The amount of money being put into the border isn’t the only problem.  The border is causing extreme environmental damage to the land and animals that is surrounds.  This project has violated over 38 federal laws such as the Wilderness Act, the Endangered Species Act, and the Clean Water Act, but Congress passed the REAL ID Act that allows Homeland Security to overrule these laws in order to build the border.

The “virtual fence” project was abandoned due its ineffectiveness and the physical border needs to be assessed with the same standards.  Instead of investing billions on a border that hasn’t successfully addressed the issue of immigration from Mexico to the U.S., the government should spend that money on programs that tackle the real causes of immigration.

Title: Costly Fence on US-Mexico Border is Effective – Only in Hurting Nature
Author: Scott Nicol
Source: The Christian Science Monitor, 2/27/11

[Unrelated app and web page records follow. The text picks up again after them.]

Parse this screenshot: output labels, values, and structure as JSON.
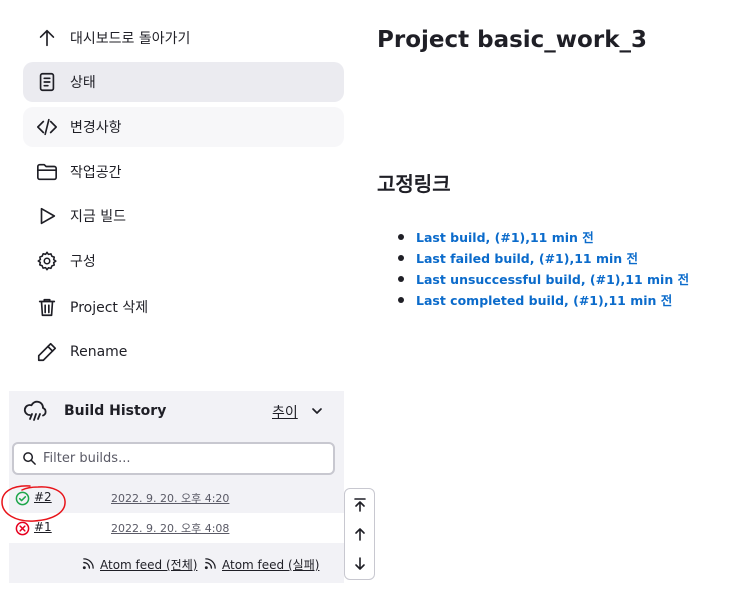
{
  "sidebar": {
    "items": [
      {
        "label": "대시보드로 돌아가기",
        "icon": "arrow-up-icon",
        "state": "normal"
      },
      {
        "label": "상태",
        "icon": "document-icon",
        "state": "active"
      },
      {
        "label": "변경사항",
        "icon": "code-icon",
        "state": "hover"
      },
      {
        "label": "작업공간",
        "icon": "folder-icon",
        "state": "normal"
      },
      {
        "label": "지금 빌드",
        "icon": "play-icon",
        "state": "normal"
      },
      {
        "label": "구성",
        "icon": "gear-icon",
        "state": "normal"
      },
      {
        "label": "Project 삭제",
        "icon": "trash-icon",
        "state": "normal"
      },
      {
        "label": "Rename",
        "icon": "pencil-icon",
        "state": "normal"
      }
    ]
  },
  "build_history": {
    "title": "Build History",
    "trend_label": "추이",
    "filter_placeholder": "Filter builds...",
    "builds": [
      {
        "number": "#2",
        "status": "success",
        "date": "2022. 9. 20. 오후 4:20"
      },
      {
        "number": "#1",
        "status": "failed",
        "date": "2022. 9. 20. 오후 4:08"
      }
    ],
    "feeds": {
      "all": "Atom feed (전체)",
      "failures": "Atom feed (실패)"
    }
  },
  "main": {
    "title": "Project basic_work_3",
    "permalinks_heading": "고정링크",
    "permalinks": [
      "Last build, (#1),11 min 전",
      "Last failed build, (#1),11 min 전",
      "Last unsuccessful build, (#1),11 min 전",
      "Last completed build, (#1),11 min 전"
    ]
  },
  "colors": {
    "accent_link": "#0b6bcb",
    "success": "#1ea64b",
    "failure": "#e6001f",
    "annotation": "#e8141a"
  }
}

Student Researcher: Ashley Wood, Sonoma State University
Faculty Evaluator: Professor Peter Phillips, Sonoma State University